“After a few short sessions, Instagram largely stopped recommending the comedy and stunt videos and fed the test accounts a steady stream of videos in which women pantomimed sex acts, graphically described their anatomy or caressed themselves to music with provocative lyrics,” The Wall Street Journal reported. “In one clip that Instagram recommended to a test account identified as 13 years old, an adult performer promised to send a picture of her ‘chest bags’ via direct message to anyone who commented on her video. Another flashed her genitalia at the camera.”

This, the newspaper adds, lines up with internal reports and analysis as well. The Wall Street Journal pointed to an analogous test conducted by Meta staff in 2021 which found similar results. Another analysis from the following year revealed “Instagram shows more pornography, gore, and hate speech to young users than to adults,” according to the publication.

This, likely along with political and public pressure, led to Meta’s January announcement of a stricter algorithm for minor users. However, The Wall Street Journal’s test, which includes results from the months following that pronouncement, brings the effectiveness of such changes into question.

Meta, however, disputed The Wall Street Journal’s claims saying the publication’s test is not reflective of the actual experience on Instagram.

“This was an artificial experiment that doesn’t match the reality of how teens use Instagram,” spokesperson Andy Stone told The Wall Street Journal.

Meanwhile, the publication also looked at competitors TikTok and Snapchat. The Wall Street Journal reported less explicit content on both platforms when performing similar tests.

“All three platforms also say that there are differences in what content will be recommended to teens,” Laura Edelson, a computer science professor at Northeastern University who worked on the test with The Wall Street Journal said, according to the publication. “But even the adult experience on TikTok appears to have much less explicit content than the teen experience on Reels.”

“Despite their systems’ similar mechanics, neither TikTok nor Snapchat recommended the sex-heavy video feeds to freshly created teen accounts that Meta did, tests by the Journal and Edelson found,” The Wall Street Journal reported. “On TikTok, new test accounts with adult ages that watched racy videos to completion began receiving more of that content. But new teen test accounts that behaved identically virtually never saw such material—even when a test minor account actively searched for, followed and liked videos of adult sex-content creators.”

A spokesperson for the ByteDance-owned social media platform attributed this to “stricter content standards for underage users and a higher tolerance for false positives when restricting recommendations.”

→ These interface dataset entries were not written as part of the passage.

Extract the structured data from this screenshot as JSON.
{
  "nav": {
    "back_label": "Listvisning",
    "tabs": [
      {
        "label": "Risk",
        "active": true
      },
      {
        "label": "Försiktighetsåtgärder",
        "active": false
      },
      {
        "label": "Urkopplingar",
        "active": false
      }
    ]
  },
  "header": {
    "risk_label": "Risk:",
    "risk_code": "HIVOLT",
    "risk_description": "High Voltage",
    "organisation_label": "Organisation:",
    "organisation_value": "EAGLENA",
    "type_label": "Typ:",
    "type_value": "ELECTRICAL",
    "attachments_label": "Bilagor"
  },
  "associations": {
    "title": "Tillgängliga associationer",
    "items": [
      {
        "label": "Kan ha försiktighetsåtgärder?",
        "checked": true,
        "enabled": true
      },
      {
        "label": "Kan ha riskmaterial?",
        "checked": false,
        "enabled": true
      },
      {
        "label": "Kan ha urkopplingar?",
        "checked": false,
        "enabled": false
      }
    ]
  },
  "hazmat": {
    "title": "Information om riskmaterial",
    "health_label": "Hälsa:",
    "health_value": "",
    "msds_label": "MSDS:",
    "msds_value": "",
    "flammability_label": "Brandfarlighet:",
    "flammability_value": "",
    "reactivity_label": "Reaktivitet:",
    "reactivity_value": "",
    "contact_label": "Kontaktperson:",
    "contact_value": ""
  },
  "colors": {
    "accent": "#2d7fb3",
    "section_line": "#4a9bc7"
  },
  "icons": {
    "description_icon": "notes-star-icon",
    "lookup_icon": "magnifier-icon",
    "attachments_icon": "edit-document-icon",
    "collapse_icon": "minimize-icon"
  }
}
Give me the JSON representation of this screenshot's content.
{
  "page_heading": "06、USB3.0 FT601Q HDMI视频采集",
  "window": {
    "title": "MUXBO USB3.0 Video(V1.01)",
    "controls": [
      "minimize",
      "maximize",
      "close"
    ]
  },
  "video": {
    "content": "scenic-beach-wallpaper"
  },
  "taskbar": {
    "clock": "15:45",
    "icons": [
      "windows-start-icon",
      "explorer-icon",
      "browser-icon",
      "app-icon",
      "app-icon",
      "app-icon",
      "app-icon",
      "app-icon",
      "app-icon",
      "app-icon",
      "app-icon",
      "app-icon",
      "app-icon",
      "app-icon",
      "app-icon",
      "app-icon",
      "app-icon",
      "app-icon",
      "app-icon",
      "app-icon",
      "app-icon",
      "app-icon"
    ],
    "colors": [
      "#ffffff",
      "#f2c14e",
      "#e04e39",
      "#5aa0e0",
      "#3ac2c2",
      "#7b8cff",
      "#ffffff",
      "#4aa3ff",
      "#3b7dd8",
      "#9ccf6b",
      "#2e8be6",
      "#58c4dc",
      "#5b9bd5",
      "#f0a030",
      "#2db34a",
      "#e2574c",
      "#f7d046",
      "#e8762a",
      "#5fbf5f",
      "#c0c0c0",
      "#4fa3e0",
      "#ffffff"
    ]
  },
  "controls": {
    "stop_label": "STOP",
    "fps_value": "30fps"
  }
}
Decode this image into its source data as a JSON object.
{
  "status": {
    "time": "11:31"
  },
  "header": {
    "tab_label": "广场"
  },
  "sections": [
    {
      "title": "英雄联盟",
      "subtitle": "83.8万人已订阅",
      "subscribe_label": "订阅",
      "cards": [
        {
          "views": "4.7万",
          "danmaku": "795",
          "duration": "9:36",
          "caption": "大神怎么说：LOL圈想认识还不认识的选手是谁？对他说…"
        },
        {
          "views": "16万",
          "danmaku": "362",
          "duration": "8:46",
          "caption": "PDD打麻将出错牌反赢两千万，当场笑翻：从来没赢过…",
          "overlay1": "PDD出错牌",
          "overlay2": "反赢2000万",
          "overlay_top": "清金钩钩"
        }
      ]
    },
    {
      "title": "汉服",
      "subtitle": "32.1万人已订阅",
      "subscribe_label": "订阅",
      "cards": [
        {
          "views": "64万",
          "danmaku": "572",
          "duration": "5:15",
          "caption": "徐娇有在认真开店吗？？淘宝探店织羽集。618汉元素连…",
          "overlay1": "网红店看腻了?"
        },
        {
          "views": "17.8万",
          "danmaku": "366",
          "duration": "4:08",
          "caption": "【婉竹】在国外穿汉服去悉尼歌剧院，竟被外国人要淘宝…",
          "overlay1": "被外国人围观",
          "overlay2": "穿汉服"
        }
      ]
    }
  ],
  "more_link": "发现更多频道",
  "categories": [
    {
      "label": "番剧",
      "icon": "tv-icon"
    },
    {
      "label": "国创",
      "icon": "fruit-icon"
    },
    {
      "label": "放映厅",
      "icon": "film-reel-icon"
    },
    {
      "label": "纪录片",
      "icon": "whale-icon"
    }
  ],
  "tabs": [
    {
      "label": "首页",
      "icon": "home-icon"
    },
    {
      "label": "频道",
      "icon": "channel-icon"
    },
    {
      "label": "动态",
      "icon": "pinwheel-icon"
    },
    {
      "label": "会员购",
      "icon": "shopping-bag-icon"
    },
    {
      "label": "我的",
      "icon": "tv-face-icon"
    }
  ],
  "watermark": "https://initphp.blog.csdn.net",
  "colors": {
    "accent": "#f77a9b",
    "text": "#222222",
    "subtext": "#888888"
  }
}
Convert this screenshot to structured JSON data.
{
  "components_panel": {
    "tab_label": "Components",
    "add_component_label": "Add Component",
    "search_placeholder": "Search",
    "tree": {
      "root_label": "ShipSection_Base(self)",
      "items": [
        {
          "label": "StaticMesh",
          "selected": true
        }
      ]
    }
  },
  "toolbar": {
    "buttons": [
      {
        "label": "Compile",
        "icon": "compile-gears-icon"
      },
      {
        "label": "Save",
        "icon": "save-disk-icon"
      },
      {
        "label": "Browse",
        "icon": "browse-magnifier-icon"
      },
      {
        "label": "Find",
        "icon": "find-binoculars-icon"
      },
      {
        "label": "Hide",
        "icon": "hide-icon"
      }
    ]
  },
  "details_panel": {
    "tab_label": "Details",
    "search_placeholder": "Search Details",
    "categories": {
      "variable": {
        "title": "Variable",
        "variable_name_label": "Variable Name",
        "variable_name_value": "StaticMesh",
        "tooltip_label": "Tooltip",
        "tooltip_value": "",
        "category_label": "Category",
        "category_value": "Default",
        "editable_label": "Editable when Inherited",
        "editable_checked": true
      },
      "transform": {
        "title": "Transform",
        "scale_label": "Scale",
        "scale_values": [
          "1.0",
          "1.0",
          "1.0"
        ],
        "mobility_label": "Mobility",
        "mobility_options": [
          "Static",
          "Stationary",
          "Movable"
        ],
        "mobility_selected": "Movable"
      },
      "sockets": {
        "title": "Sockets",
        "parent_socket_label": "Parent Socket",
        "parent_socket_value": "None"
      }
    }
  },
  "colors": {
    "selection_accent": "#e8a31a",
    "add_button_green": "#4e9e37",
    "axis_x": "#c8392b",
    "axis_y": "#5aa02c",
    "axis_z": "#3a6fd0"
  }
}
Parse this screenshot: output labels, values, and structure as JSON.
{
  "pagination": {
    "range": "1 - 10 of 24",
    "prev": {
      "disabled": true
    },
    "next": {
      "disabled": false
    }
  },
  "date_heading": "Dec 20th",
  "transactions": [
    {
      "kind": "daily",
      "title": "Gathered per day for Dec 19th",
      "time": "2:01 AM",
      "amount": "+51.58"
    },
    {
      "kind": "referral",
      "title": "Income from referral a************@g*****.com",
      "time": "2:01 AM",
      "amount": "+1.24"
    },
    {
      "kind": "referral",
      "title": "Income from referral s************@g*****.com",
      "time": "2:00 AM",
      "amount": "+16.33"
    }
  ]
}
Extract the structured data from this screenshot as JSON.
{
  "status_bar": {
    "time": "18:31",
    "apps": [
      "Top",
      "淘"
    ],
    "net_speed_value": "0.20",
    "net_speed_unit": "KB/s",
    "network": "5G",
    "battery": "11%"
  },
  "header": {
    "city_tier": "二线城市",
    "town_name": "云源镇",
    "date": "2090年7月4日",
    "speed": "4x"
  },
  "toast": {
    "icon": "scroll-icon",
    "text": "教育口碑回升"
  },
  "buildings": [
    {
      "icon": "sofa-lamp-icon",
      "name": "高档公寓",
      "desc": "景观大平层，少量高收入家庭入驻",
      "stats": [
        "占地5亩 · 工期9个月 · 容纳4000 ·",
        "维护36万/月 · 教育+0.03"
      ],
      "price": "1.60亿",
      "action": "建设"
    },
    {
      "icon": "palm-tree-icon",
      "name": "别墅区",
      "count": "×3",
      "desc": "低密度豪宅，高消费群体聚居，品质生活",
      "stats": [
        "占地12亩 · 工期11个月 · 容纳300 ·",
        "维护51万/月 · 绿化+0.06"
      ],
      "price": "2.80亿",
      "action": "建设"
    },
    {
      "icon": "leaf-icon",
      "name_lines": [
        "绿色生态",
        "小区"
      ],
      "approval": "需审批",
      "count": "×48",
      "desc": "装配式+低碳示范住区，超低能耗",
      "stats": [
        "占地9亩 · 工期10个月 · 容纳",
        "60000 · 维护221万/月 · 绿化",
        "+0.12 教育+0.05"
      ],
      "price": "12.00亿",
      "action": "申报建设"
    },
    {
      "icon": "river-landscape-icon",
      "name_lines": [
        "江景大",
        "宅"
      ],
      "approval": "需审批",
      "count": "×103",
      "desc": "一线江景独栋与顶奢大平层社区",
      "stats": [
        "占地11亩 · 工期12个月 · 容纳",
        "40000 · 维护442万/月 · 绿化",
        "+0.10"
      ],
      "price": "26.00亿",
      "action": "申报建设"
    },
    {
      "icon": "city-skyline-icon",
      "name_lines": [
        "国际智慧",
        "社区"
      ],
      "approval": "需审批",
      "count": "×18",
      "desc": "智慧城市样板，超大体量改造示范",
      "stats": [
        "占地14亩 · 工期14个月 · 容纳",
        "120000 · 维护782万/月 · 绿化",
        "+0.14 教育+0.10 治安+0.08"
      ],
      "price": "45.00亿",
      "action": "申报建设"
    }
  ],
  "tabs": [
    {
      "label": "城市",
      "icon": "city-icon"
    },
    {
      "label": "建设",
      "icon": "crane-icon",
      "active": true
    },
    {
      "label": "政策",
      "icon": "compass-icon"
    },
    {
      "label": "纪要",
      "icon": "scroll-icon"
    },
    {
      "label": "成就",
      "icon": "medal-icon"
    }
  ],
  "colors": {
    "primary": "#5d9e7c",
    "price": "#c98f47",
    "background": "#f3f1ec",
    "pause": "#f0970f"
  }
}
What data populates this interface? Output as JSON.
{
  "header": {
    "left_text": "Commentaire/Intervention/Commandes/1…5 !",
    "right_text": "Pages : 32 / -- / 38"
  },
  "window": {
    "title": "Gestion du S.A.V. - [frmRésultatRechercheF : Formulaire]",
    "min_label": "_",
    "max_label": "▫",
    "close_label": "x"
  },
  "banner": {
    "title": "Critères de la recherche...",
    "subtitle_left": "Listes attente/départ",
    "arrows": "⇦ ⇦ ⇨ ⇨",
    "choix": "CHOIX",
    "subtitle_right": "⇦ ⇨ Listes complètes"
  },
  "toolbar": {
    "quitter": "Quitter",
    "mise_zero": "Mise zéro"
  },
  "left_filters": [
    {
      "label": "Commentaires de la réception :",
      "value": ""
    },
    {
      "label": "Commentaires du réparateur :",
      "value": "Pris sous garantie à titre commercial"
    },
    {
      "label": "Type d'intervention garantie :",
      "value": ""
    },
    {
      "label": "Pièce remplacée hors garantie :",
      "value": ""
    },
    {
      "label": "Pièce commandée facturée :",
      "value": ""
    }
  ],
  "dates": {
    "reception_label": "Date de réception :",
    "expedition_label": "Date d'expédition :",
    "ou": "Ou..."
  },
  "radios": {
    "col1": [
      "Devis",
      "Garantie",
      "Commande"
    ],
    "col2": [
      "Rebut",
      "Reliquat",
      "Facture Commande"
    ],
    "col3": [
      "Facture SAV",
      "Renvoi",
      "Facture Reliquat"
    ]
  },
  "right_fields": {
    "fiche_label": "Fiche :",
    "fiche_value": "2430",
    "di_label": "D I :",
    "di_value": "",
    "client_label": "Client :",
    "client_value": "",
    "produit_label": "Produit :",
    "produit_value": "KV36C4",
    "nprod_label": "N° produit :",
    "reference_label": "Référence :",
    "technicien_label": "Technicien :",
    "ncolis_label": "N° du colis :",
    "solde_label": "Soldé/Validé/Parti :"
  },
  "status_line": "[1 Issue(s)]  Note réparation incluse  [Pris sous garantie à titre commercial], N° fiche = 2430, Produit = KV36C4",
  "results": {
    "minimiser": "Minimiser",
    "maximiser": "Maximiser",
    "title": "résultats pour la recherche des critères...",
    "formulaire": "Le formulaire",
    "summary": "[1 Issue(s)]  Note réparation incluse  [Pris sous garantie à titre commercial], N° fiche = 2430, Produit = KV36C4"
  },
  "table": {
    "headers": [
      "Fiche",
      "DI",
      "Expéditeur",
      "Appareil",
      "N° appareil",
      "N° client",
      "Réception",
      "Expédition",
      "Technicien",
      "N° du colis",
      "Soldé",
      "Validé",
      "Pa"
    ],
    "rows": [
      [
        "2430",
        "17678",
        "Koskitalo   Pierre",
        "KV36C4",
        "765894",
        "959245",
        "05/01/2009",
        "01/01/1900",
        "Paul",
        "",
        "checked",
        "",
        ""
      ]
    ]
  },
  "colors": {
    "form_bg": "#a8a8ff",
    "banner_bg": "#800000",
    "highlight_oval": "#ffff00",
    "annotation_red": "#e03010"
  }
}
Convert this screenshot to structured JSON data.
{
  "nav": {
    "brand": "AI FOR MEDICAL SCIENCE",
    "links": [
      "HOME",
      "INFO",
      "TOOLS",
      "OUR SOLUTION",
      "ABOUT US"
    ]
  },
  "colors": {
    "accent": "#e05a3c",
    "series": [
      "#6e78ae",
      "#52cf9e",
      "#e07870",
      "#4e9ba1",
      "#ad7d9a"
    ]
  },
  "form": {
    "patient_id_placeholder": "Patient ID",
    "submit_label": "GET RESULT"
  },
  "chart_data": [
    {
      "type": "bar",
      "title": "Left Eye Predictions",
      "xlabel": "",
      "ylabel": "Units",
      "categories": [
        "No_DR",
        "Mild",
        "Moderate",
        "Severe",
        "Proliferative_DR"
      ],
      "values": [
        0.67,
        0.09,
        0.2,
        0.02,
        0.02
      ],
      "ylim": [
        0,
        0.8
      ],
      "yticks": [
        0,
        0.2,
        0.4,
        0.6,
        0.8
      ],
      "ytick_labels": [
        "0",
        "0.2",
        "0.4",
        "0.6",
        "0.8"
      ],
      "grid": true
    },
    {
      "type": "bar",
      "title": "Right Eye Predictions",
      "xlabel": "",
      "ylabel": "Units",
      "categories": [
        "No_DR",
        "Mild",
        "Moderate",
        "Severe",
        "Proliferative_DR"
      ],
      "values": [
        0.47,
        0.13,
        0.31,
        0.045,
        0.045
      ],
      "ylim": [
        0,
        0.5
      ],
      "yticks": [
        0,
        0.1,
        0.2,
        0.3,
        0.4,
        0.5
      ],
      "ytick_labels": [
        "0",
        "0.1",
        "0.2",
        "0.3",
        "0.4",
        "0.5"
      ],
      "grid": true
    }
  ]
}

PetaPixel reached out to Meta for comment but did not receive a response ahead of publication.

Image credits: Header photo licensed via Depositphotos.